(DATA FOR PROCESSING Opens)

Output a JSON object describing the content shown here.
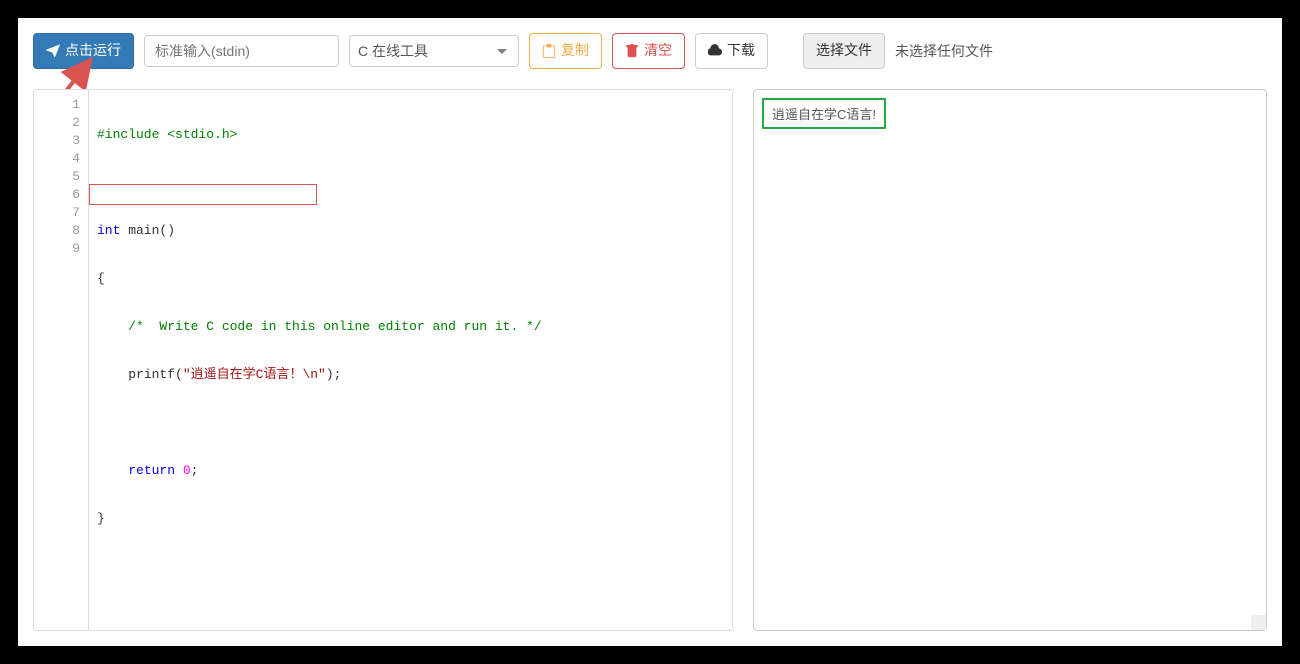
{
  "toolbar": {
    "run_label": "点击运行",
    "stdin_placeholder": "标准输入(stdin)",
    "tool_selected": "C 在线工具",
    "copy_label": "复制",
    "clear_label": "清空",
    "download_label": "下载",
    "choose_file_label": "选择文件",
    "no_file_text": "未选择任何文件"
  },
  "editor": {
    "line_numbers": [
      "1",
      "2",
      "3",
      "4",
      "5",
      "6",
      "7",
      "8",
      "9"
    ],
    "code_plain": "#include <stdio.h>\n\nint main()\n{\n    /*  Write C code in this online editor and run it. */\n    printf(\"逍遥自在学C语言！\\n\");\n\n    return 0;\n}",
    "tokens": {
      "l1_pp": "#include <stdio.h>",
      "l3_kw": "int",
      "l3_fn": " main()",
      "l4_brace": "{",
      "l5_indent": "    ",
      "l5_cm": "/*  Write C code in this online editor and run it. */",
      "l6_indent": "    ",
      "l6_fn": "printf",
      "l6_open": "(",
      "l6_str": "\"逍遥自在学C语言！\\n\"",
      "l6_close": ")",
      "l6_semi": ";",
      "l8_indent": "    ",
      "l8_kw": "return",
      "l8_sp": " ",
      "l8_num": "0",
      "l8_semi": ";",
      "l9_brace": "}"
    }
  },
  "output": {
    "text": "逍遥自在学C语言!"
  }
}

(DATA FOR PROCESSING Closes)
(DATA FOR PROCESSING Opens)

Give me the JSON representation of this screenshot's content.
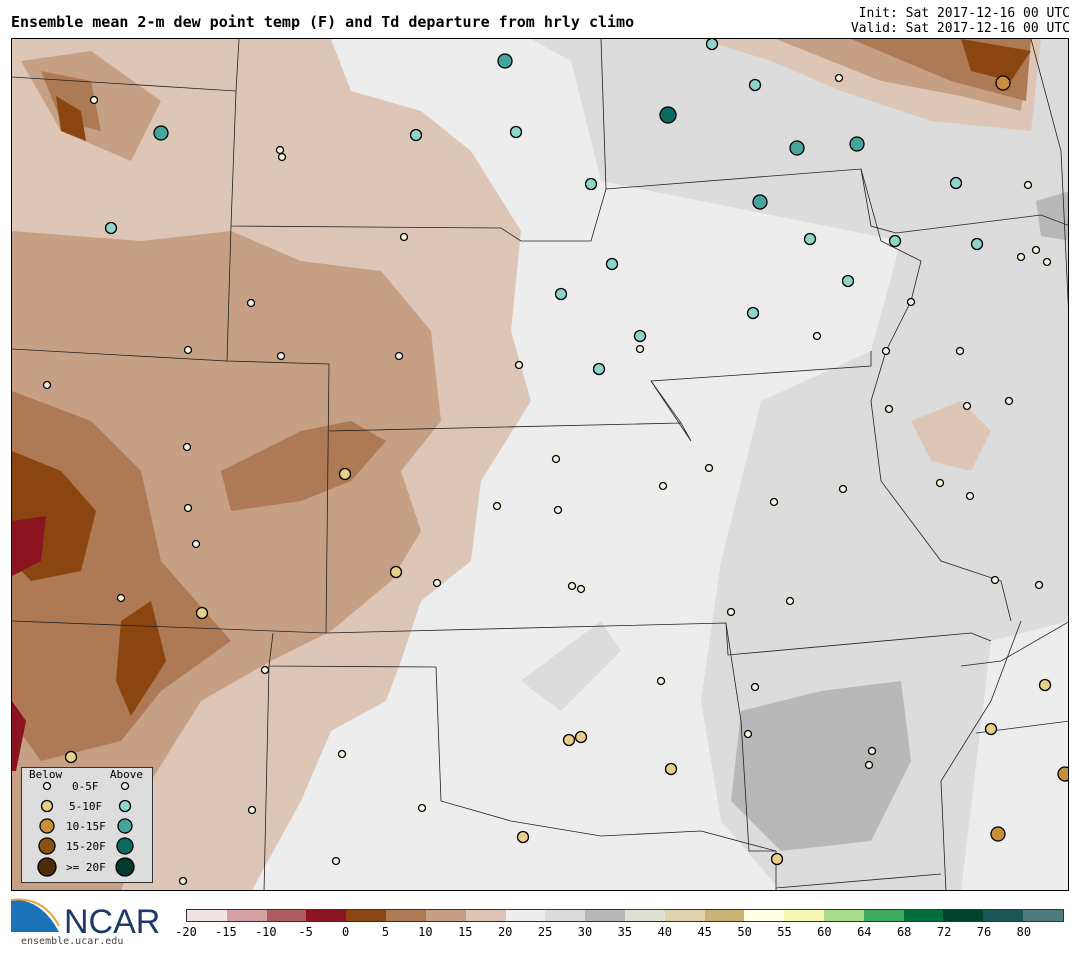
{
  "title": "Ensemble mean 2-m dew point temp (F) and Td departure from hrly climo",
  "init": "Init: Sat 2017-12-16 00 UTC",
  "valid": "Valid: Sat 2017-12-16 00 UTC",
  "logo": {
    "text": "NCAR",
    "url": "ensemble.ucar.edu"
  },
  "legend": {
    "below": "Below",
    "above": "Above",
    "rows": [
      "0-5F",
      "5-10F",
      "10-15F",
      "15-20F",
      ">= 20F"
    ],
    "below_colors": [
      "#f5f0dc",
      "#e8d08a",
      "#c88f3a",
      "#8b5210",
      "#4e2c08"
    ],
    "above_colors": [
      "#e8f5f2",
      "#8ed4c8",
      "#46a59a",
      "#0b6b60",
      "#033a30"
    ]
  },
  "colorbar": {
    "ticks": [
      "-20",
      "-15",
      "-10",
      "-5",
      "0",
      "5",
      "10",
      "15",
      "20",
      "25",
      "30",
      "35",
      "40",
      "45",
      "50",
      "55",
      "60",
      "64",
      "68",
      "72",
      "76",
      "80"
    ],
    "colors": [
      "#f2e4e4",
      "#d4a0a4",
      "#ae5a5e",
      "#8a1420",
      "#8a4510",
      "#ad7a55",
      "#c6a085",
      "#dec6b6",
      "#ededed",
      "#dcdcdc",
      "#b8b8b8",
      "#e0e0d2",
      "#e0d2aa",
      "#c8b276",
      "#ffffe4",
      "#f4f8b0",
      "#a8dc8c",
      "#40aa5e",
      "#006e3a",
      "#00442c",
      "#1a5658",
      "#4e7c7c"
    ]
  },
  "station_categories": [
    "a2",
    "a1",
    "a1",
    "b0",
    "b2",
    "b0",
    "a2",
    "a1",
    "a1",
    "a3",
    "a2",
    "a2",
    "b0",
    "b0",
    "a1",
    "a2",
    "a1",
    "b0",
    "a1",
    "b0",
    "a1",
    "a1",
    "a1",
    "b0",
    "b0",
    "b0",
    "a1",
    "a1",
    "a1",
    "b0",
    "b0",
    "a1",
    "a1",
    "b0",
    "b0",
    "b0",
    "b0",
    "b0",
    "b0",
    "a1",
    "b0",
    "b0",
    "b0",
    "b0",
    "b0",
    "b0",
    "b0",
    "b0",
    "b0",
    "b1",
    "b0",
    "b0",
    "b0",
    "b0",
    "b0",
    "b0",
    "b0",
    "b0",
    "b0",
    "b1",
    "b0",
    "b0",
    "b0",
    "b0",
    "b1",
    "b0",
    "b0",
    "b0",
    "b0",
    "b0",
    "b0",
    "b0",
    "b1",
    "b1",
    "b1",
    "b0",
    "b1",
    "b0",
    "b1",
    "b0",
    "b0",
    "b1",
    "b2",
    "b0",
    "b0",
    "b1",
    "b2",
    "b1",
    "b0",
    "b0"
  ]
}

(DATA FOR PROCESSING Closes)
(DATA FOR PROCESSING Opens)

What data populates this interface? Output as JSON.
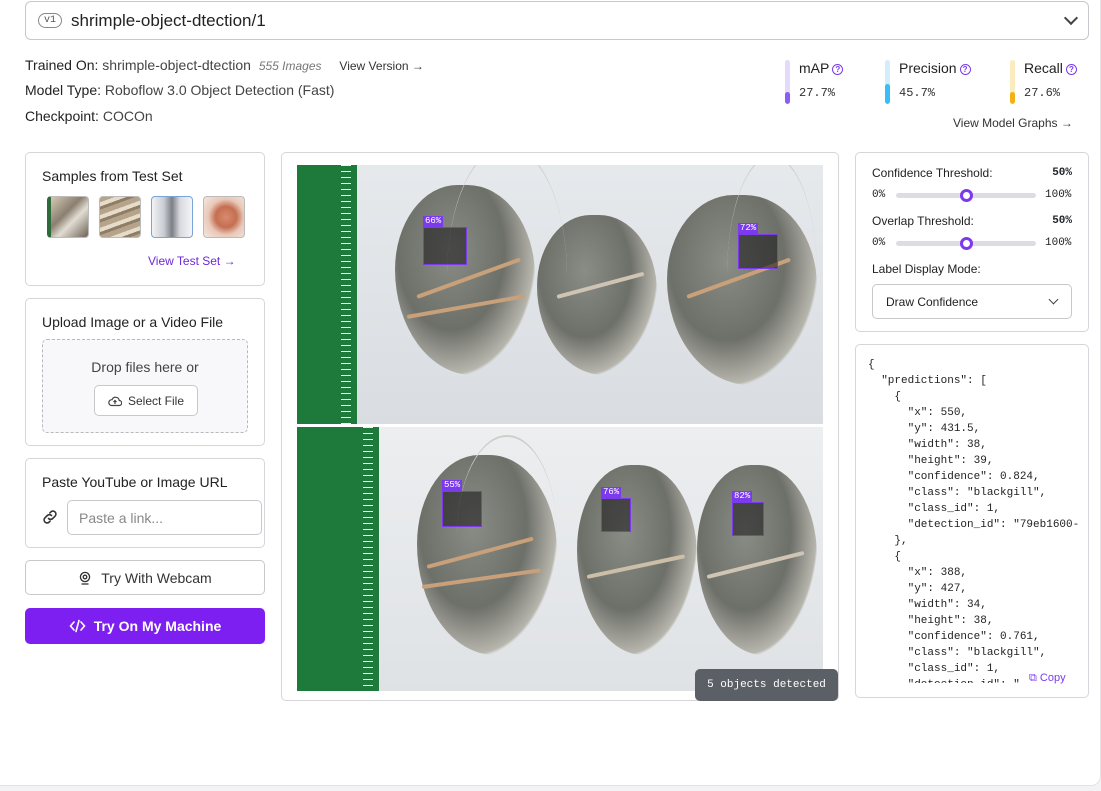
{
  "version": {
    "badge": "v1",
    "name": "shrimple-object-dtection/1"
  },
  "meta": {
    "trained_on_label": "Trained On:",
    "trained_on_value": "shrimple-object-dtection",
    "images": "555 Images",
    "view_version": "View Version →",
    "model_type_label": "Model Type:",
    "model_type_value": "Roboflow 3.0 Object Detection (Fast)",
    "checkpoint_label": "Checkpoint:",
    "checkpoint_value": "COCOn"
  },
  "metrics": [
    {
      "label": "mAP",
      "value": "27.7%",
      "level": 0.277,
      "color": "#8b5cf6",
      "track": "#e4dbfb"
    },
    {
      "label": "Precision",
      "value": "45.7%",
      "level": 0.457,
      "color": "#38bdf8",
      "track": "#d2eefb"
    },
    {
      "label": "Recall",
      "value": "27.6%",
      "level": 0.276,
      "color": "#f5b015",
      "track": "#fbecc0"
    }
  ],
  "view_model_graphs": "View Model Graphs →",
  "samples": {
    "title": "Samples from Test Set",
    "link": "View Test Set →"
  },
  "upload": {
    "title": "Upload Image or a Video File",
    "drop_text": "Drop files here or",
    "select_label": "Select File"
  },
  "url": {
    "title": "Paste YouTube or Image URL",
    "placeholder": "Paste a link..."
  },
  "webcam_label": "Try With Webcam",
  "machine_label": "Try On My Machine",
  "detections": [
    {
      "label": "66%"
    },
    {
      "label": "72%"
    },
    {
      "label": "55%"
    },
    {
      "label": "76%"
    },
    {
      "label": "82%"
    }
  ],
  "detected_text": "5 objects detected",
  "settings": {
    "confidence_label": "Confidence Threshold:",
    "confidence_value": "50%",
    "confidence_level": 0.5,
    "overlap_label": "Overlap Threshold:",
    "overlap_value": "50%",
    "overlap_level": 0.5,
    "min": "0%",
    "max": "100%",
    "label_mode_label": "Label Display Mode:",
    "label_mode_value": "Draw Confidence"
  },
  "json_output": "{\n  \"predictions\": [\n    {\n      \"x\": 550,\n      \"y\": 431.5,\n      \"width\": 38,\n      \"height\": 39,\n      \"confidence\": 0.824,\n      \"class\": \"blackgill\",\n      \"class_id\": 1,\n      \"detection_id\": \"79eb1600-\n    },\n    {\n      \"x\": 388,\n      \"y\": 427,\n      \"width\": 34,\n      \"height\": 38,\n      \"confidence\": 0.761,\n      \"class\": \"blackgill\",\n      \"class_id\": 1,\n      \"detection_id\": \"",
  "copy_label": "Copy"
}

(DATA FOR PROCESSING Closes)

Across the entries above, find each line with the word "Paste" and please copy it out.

### TASK SOLUTION
    "title": "Paste YouTube or Image URL",
    "placeholder": "Paste a link..."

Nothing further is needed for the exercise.